Another consequence reserved for the more severe cases of cyber bulling, is an expulsion hearing which is carried out by school officials. Such hearings are overseen by the hearing officer, Garrick, who after being presented with the facts of the case along with both sides of the story makes a recommendation as to what discipline would be necessary.
Cyber bullying situations are often dealt with by two departments — the counseling office and the administrators. The counseling office works with the victim and focuses their effort toward alleviating the victim’s distress by helping them to cope with past torment. The administrators, on the other hand, deal with the consequences of the matter and direct their energy toward correcting destructive behavior.
Fortunately, despite its rampant increase over the past several years, WPHS claims to have witnessed a recent decrease in cyber bullying. Garrick attributes this decline to the awareness videos played at both the high school and middle school along with the recent advent of the bullying intervention class.
Created by Administrator Sara Olson, the class is designed to take a more proactive approach toward preventing cyber bullying by placing the bullies and bullied in an environment that allows for an intervention between the two parties.
“Detention was not working, we needed a different approach,” Olson said.

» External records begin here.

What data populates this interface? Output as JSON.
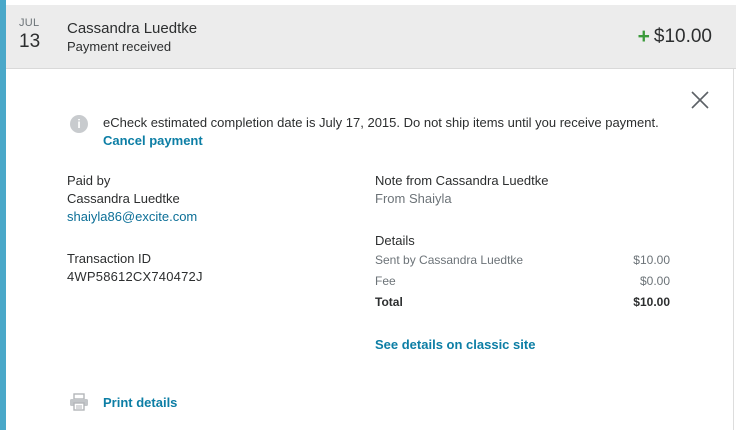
{
  "header": {
    "month": "JUL",
    "day": "13",
    "name": "Cassandra Luedtke",
    "status": "Payment received",
    "amount_sign": "+",
    "amount": "$10.00"
  },
  "notice": {
    "text": "eCheck estimated completion date is July 17, 2015. Do not ship items until you receive payment.",
    "cancel_label": "Cancel payment"
  },
  "paid_by": {
    "label": "Paid by",
    "name": "Cassandra Luedtke",
    "email": "shaiyla86@excite.com"
  },
  "transaction": {
    "label": "Transaction ID",
    "id": "4WP58612CX740472J"
  },
  "note": {
    "label": "Note from Cassandra Luedtke",
    "text": "From Shaiyla"
  },
  "details": {
    "label": "Details",
    "rows": [
      {
        "label": "Sent by Cassandra Luedtke",
        "value": "$10.00"
      },
      {
        "label": "Fee",
        "value": "$0.00"
      },
      {
        "label": "Total",
        "value": "$10.00"
      }
    ]
  },
  "links": {
    "classic_site": "See details on classic site",
    "print": "Print details"
  },
  "colors": {
    "accent": "#4aa8c9",
    "positive": "#3b9a3b",
    "link": "#0c7ea5"
  },
  "icons": {
    "info": "info-icon",
    "close": "close-icon",
    "print": "printer-icon"
  }
}
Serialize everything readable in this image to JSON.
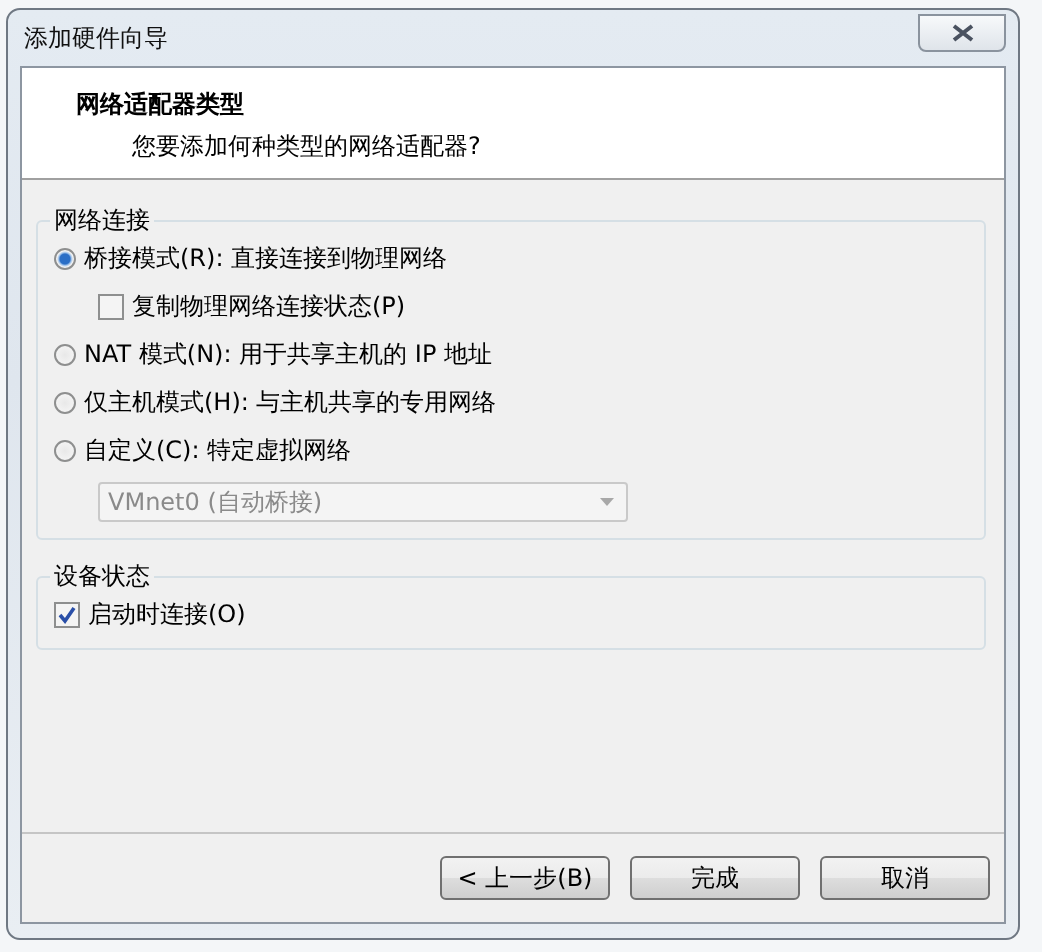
{
  "window": {
    "title": "添加硬件向导"
  },
  "header": {
    "title": "网络适配器类型",
    "subtitle": "您要添加何种类型的网络适配器?"
  },
  "network_group": {
    "legend": "网络连接",
    "options": [
      {
        "kind": "radio",
        "label": "桥接模式(R): 直接连接到物理网络",
        "selected": true
      },
      {
        "kind": "checkbox",
        "label": "复制物理网络连接状态(P)",
        "checked": false
      },
      {
        "kind": "radio",
        "label": "NAT 模式(N): 用于共享主机的 IP 地址",
        "selected": false
      },
      {
        "kind": "radio",
        "label": "仅主机模式(H): 与主机共享的专用网络",
        "selected": false
      },
      {
        "kind": "radio",
        "label": "自定义(C): 特定虚拟网络",
        "selected": false
      },
      {
        "kind": "select",
        "value": "VMnet0 (自动桥接)",
        "disabled": true
      }
    ]
  },
  "device_group": {
    "legend": "设备状态",
    "options": [
      {
        "kind": "checkbox",
        "label": "启动时连接(O)",
        "checked": true
      }
    ]
  },
  "buttons": [
    {
      "label": "< 上一步(B)"
    },
    {
      "label": "完成"
    },
    {
      "label": "取消"
    }
  ]
}
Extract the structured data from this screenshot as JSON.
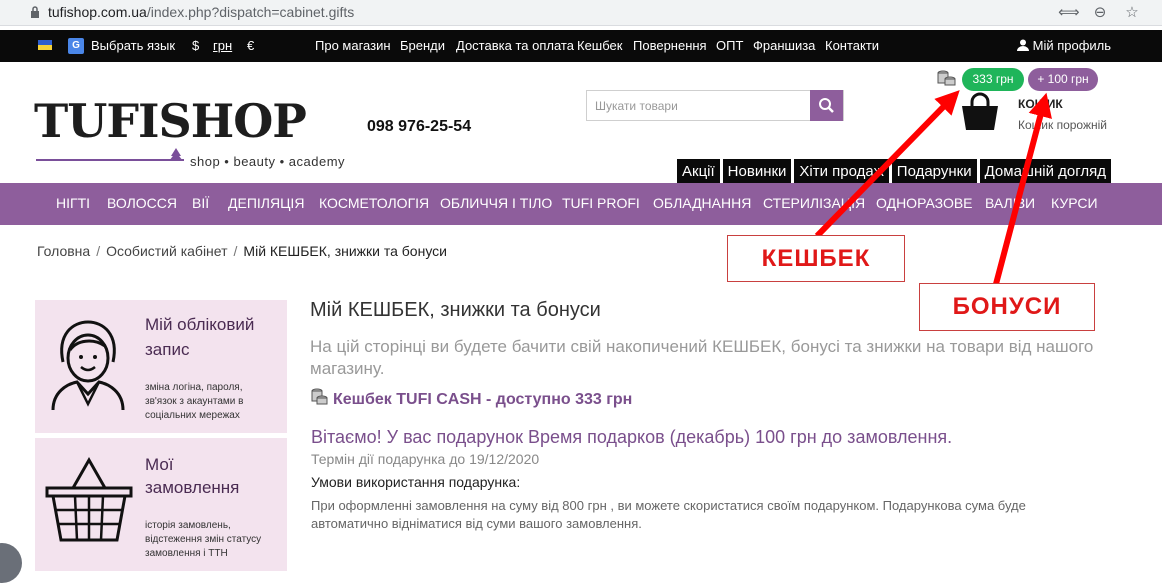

The solution does not lie in preventing the bullying according to Olson, the solution is found in empowering the victim. The sooner those being bullied can self advocate, the sooner cyber bullying will claim fewer victims.